In addition, Guen says that, as Latin American LPs increasingly seek out advice from international consultants, so the trends apparent in the US and Europe are reaching the region. “LPs in Latin America are reverting to the mean,” he says. “And by that I mean that they are seeking fewer GP relationships with which to deploy more capital.” 



Some GPs are starting to lay the groundwork by diversifying their LP bases. Mexico- based Nexxus Capital, for example, closed its sixth fund in 2013 at $550m, with commitments from overseas for the first time, including from the US, Europe and the Middle East. Brazil’s NEO Investimentos is currently on the fundraising trail, targeting $300m and seeking international capital for the first, with one $150m vehicle structured for local investors and another $150m vehicle tailored specifically to the needs of international LPs. 

Yet to attract this type of investor, many GPs will need to become more institutionalised. “The administrative aspect of fundraising becomes much greater once you start seeking more international capital,” says Guen. “There are differing fiduciary requirements, for example, but also the standards of reporting have to improve. Internal structures have to change and funds need to hire in professional finance departments that can manage global requests.” 

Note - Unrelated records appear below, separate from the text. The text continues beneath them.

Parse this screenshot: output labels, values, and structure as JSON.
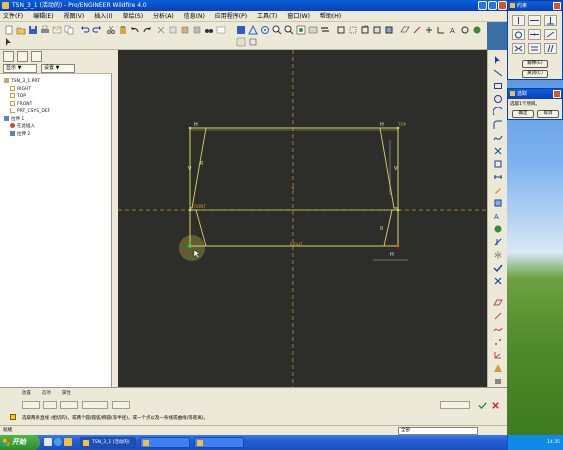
{
  "window": {
    "title": "TSN_3_1 (活动的) - Pro/ENGINEER Wildfire 4.0"
  },
  "menu": {
    "items": [
      "文件(F)",
      "编辑(E)",
      "视图(V)",
      "插入(I)",
      "草绘(S)",
      "分析(A)",
      "信息(N)",
      "应用程序(P)",
      "工具(T)",
      "窗口(W)",
      "帮助(H)"
    ]
  },
  "left_panel": {
    "dropdown_show": "显示 ▼",
    "dropdown_settings": "设置 ▼",
    "tree": [
      {
        "label": "TSN_3_1.PRT",
        "icon": "part-icon"
      },
      {
        "label": "RIGHT",
        "icon": "datum-plane-icon"
      },
      {
        "label": "TOP",
        "icon": "datum-plane-icon"
      },
      {
        "label": "FRONT",
        "icon": "datum-plane-icon"
      },
      {
        "label": "PRT_CSYS_DEF",
        "icon": "csys-icon"
      },
      {
        "label": "拉伸 1",
        "icon": "extrude-icon"
      },
      {
        "label": "在此插入",
        "icon": "insert-here-icon"
      },
      {
        "label": "拉伸 2",
        "icon": "extrude-icon"
      }
    ]
  },
  "canvas": {
    "bg_color": "#2d2d2a",
    "sketch_color": "#d9d36a",
    "centerline_color": "#c8963c",
    "labels": {
      "h_top_left": "H",
      "h_top_right": "H",
      "h_bottom_right": "H",
      "v_left": "V",
      "v_right": "V",
      "right_label": "RIGHT",
      "front_label": "FRONT",
      "top_label_left": "TOP",
      "top_label_right": "TOP",
      "dim_left": "R",
      "dim_right": "R"
    }
  },
  "dashboard": {
    "tabs": [
      "放置",
      "选项",
      "属性"
    ],
    "message": "选取两条直线 (相切的)，或两个圆/圆弧/椭圆(等半径)，或一个点以及一条线或曲线(等距离)。"
  },
  "statusbar": {
    "left_text": "就绪",
    "filter_value": "全部"
  },
  "taskbar": {
    "start_label": "开始",
    "tasks": [
      {
        "label": "TSN_3_1 (活动的)",
        "active": true
      },
      {
        "label": "",
        "active": false
      },
      {
        "label": "",
        "active": false
      }
    ],
    "clock": "14:35"
  },
  "constraint_panel": {
    "title": "约束",
    "close_button": "关闭(C)",
    "explain_button": "解释(E)"
  },
  "select_panel": {
    "title": "选取",
    "message": "选取1个项目。",
    "ok_button": "确定",
    "cancel_button": "取消"
  }
}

This may well mean many local GPs need to increase their fund sizes over time to adapt to international investor requirements and to ensure that they remain financially viable. And, of course, it’s likely to lead to an increased need for placement agent services in the region as funds seek advice on how to prepare for international LPs and on where to source new capital. 

While these trends may cause some upheaval among local GPs, the outlook remains promising. Local LPs may start reducing their re-up rate, but the signs are that international LPs are eyeing the market more closely. With pan-regional strategies under their belts, many are starting to look at a more granular exposure to the region. Pan-regional funds remain the vehicle of choice for LPs, with 73 percent of LPs in the LAVCA/Coller Capital survey saying they will access the market in this way over the next three years, over 30 percent of respondents also said they were planning to have exposure to Mexican funds over same period (up from fewer than 20 percent) and over 50 percent are looking at countryspecific funds in Latin American countries other than Brazil and Mexico (an increase on just over 30 percent currently). 


Click here to download the interview (PDF)